Abide NOT Strive

So, as I used these opportunities to present this truth, the Holy Spirit pushed us to walk through John 15:1-5. 

I am the true vine, and my Father is the vinedresser. Every branch in me that does not bear fruit he takes away, and every branch that does bear fruit he prunes, that it may bear more fruit. Already you are clean because of the word that I have spoken to you. Abide in me, and I in you. As the branch cannot bear fruit by itself, unless it abides in the vine, neither can you, unless you abide in me. I am the vine; you are the branches. Whoever abides in me and I in him, he it is that bears much fruit, for apart from me you can do nothing.

As we walk through this passage, there could be a temptation to put all the emphasis on bearing fruit. And, encouraging one to bear fruit is important. But this was not the emphasis, or main action word used in this passage. Jesus is telling us that abiding is really the action that needs to take place in our lives. The desire to change needs to be evident, but we are not to expect some sort of behavior change through how hard we are working.
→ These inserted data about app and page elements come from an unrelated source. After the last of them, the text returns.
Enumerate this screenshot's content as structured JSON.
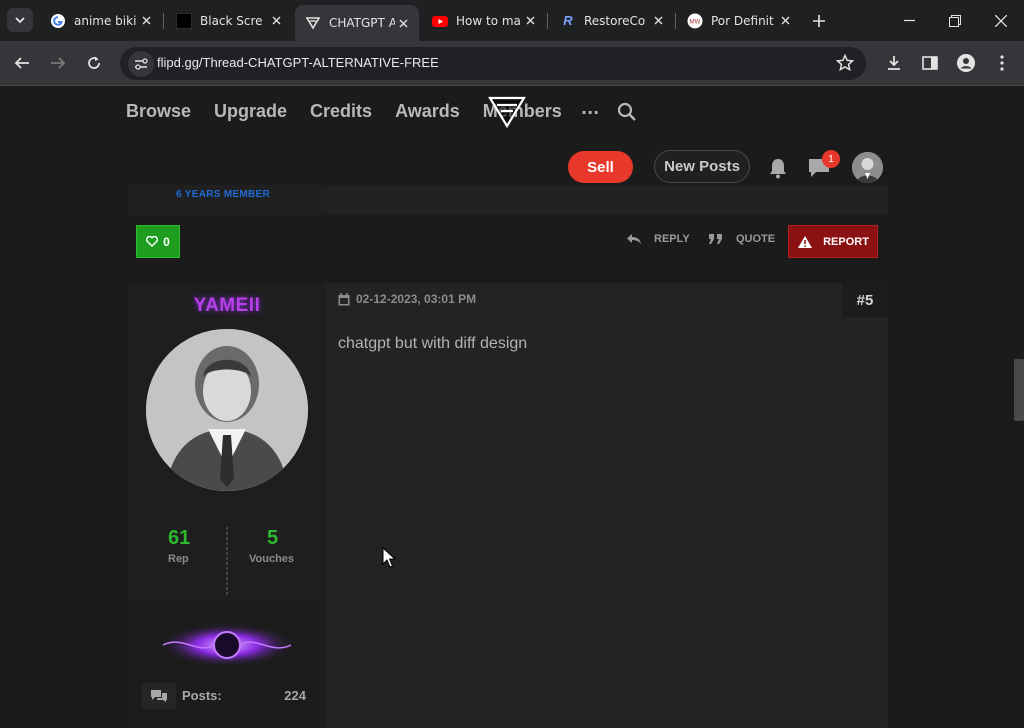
{
  "browser": {
    "tabs": [
      {
        "title": "anime biki",
        "favicon": "google-icon",
        "active": false
      },
      {
        "title": "Black Scre",
        "favicon": "black-square-icon",
        "active": false
      },
      {
        "title": "CHATGPT A",
        "favicon": "flipd-logo-icon",
        "active": true
      },
      {
        "title": "How to ma",
        "favicon": "youtube-icon",
        "active": false
      },
      {
        "title": "RestoreCo",
        "favicon": "restore-r-icon",
        "active": false
      },
      {
        "title": "Por Definit",
        "favicon": "mw-icon",
        "active": false
      }
    ],
    "url": "flipd.gg/Thread-CHATGPT-ALTERNATIVE-FREE"
  },
  "site_nav": {
    "links": [
      "Browse",
      "Upgrade",
      "Credits",
      "Awards",
      "Members"
    ],
    "more": "···"
  },
  "header_actions": {
    "sell": "Sell",
    "new_posts": "New Posts",
    "notification_count": "1"
  },
  "previous_post": {
    "member_badge": "6 YEARS MEMBER",
    "like_count": "0",
    "reply": "REPLY",
    "quote": "QUOTE",
    "report": "REPORT"
  },
  "post": {
    "username": "YAMEII",
    "date": "02-12-2023, 03:01 PM",
    "number": "#5",
    "content": "chatgpt but with diff design",
    "rep_value": "61",
    "rep_label": "Rep",
    "vouches_value": "5",
    "vouches_label": "Vouches",
    "posts_label": "Posts:",
    "posts_value": "224"
  },
  "colors": {
    "accent_red": "#e8372b",
    "username_purple": "#b640e6",
    "stat_green": "#2eb82e",
    "like_green": "#1f9d1f",
    "report_red": "#8a1212"
  }
}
Now, I am aware that most of us believe this truth, but, we can tend to live differently, even in our own lives as counselors.

The Work In The Counselor’s Life 

There have been unique and God-ordained conversations in counseling that have been a balm to my own soul. It has made me think through my own life of putting off my sinful habits in how I think and act. Most of us are able to look back on our changed (and continuing to change) lives and see God’s work. Of course, at times we can see the hard battle we fought with our thoughts and actions, but so many of these battles were won over the months, and even years, by pursuing Christ and abiding; not striving.

Abiding means to remain, stay or rest. It has been in those trenches—where I have been forced to rely on Christ's work—where I have seen the most transformation, both in my own life and in the lives of my counselees. God does the work in us as we grow in our intimacy with Christ. We must encourage our counselees to see the importance of abiding by using the disciplines of our Spiritual life: Bible reading, Bible study, prayer, lament, fasting, worship, and leaning into our strong, ever-steady vine. 

The Vine is Perfect

The vine that we abide in is perfect; this is a truth we must rest on. We must remember that there is nothing we do as the branches that enhance the vine. It is in His perfection/righteousness that we are accepted and grafted in. Romans 5:19 speaks these beautiful words: "For as by the one man's disobedience the many were made sinners, so by the one man's obedience the many will be made righteous."

Thank you, Jesus, for the perfect life you lived. Thank you for bringing us into the light of life. Thank you for allowing us to be grafted into you and then working in us as we abide. Help us bear fruit that brings you honor and glory. Help us to abide and then use us!


I commenti sono stati disattivati.
bottom of page